FOR IMMEDIATE RELEASE
November 21st, 2016
The Monday Morning Quarterback
A quick analysis of important economic data released over the last week
This week’s news shows that there is a lot to be thankful for. The economy continues to improve. As it does, the excess supply of labor continues to be incrementally absorbed. If President-elect Trump’s economic program passes congress, we will find out exactly what the unemployment figures really mean. These figures are based on those who say they are looking for a job. Given that the labor force participation rate has declined back to levels not seen for 30 years, an uptick in economic activity 90+ months into a recovery/expansion, even a tepid recovery/expansion such as the one we are experiencing, will test labor markets. A great deal has to happen between now and then, but, it will make things even more interesting to follow.
Last week’s data shows that labor markets are improving, retail sales going into the Christmas season are respectable, industrial production remains relatively flat, consumer prices are still under control and housing starts are doing well.
Given the pick-up in activity that is probably in front of us, it is a favorable picture.
- Initial claims for unemployment insurance continue to decline. The 4-week average is down 7.3% from a year ago. Readings throughout the report are at or near historic lows. This indicates employers are holding tightly to their employees.
- Retail sales for October were up 4.3% from a year ago and 0.8% above September. The largest gains were in nonstore retailers, up 12.9% from a year ago.
- Manufacturing and trade sales were up 0.7% for the month in September and were up 0.8% from a year ago. Total inventories were up 0.1% and 0.6% respectively. Thus, the inventories to sales ratio declined to 1.38 from 1.39 from last month and a year ago. While the ratio is still high, it is now moving in the right direction (see chart below).
- Industrial production held steady in October after declining 0.2% in September. It now stands 0.9% below a year ago.
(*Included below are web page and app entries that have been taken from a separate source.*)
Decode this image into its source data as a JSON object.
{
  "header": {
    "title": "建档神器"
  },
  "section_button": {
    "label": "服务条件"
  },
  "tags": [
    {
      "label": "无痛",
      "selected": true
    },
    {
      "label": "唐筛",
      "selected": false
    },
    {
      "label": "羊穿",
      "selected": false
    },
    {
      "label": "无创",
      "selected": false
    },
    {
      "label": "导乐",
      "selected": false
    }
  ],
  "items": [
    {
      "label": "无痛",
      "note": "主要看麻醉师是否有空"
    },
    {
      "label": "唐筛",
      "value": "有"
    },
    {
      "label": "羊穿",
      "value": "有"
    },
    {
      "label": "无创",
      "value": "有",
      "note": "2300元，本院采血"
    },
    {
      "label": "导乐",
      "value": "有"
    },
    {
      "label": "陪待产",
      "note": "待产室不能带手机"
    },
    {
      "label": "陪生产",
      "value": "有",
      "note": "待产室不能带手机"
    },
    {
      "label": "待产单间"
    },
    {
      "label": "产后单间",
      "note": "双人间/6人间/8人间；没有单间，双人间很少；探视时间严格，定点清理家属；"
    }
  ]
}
- Capacity utilization continues to slowly decline from already low levels. As of October, capacity utilization stood at 75.3, down 1.3% from a year ago and 0.1% from September. The long run average (1972-2015) is 80.
- Consumer prices for all urban consumers (CPI-U) in October were up 0.4% from September and 1.6% above a year ago. All items less food and energy were up 0.1% from September and 2.2% above a year ago. This is close to the FED’S target of 2.0%.
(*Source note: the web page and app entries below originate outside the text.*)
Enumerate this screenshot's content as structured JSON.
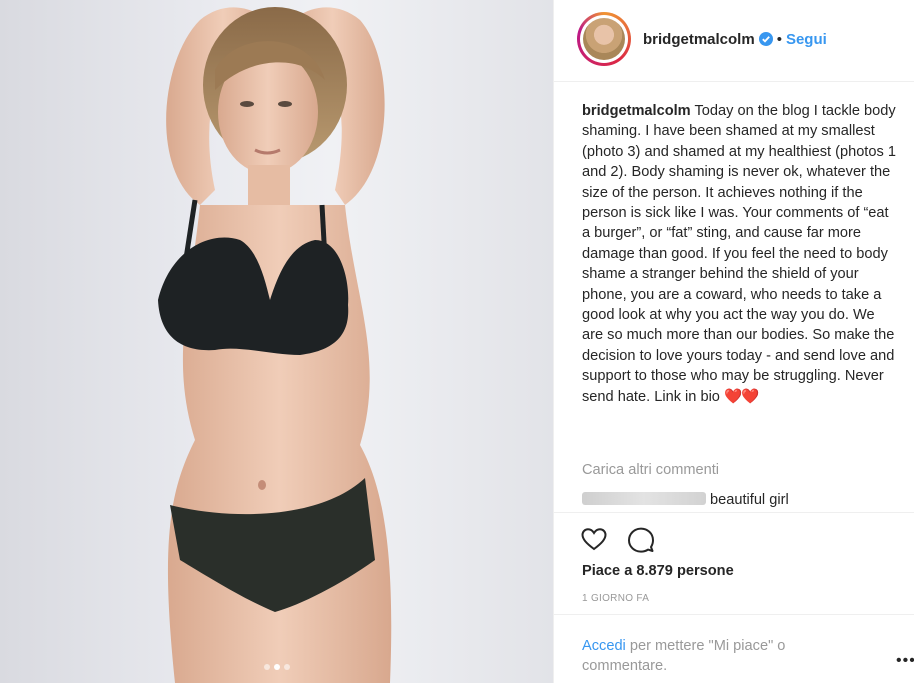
{
  "post": {
    "username": "bridgetmalcolm",
    "separator": "•",
    "follow_label": "Segui",
    "caption_user": "bridgetmalcolm",
    "caption_text": "Today on the blog I tackle body shaming. I have been shamed at my smallest (photo 3) and shamed at my healthiest (photos 1 and 2). Body shaming is never ok, whatever the size of the person. It achieves nothing if the person is sick like I was. Your comments of “eat a burger”, or “fat” sting, and cause far more damage than good. If you feel the need to body shame a stranger behind the shield of your phone, you are a coward, who needs to take a good look at why you act the way you do. We are so much more than our bodies. So make the decision to love yours today - and send love and support to those who may be struggling. Never send hate. Link in bio",
    "caption_emoji": "❤️❤️",
    "load_more": "Carica altri commenti",
    "comment_text": "beautiful girl",
    "likes": "Piace a 8.879 persone",
    "time": "1 GIORNO FA",
    "login_link": "Accedi",
    "login_rest": " per mettere \"Mi piace\" o commentare.",
    "more_options": "•••"
  },
  "carousel": {
    "slide_count": 3,
    "active_index": 1
  },
  "colors": {
    "link": "#3897f0",
    "verified": "#3897f0",
    "heart": "#e0243b",
    "muted": "#999999"
  },
  "icons": [
    "verified-badge-icon",
    "heart-icon",
    "comment-icon",
    "more-options-icon"
  ]
}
- New residential construction did well in October. The most impressive numbers were in housing. Total housing starts were up 23.3% compared to year earlier levels and were up 25.5% over September. Single family starts were up 21.7% from year earlier levels and 10.7% from September. Total permits were up a more modest 4.6% from a year ago and 0.3% from a month ago. Single family permits were up 5.1% and 2.7% respectively.
- Arizona’s seasonally adjusted unemployment rate declined three tenths of a percentage point from 5.5% to 5.2% in October. The U.S. seasonally adjusted unemployment rate declined one-tenth of a percentage point from 5.0% to 4.9% in October. A year ago, the statewide rate was 6.1% and the U.S. rate was 5.0%. Greater Phoenix’s rate now stands at 4.5% and Greater Tucson at 4.8%.
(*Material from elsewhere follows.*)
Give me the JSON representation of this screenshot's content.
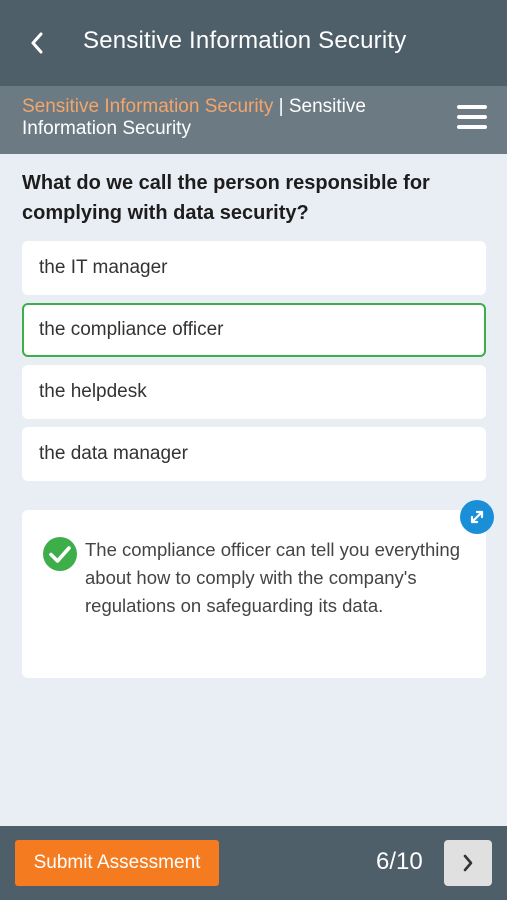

- Arizona gained 28,000 nonfarm jobs in October Employment in the state is up 2.7% for the first 10 months of 2016 compared to the similar 2015 period. The state now ranks 8th out of 50 states in employment growth this year.
- Greater Phoenix has gained 37,800 jobs compared to a year ago. Year-to-date, Greater Phoenix area is up 3.1% and now ranks 7th out of 33 major employment markets in the U.S. Greater Tucson gained 7,000 jobs compared to a year ago and is up 2.9% year-to-date.
- R.L. Brown reported that there were 1,390 new housing permits in Greater Phoenix in October. This compared to 1,254 a year ago. Year-to-date, there have been 15,243 single family permits issued compared to 13,547 last year. This is a gain of 12.5%. R.L. also reports that the median resale price in October was $219,000 compared to $200,000 a year ago. That’s a gain of 9.5%. The median new home price was $317,048 in October compared to $302,792 a year ago. That’s a gain of 4.7%.
- Greater Tucson permitted 231 new homes in October. That’s a gain of 11.6% over a year ago. Year-to-date, the area has permitted 2,268 units, a 23.1% increase over last year’s 1,843 units.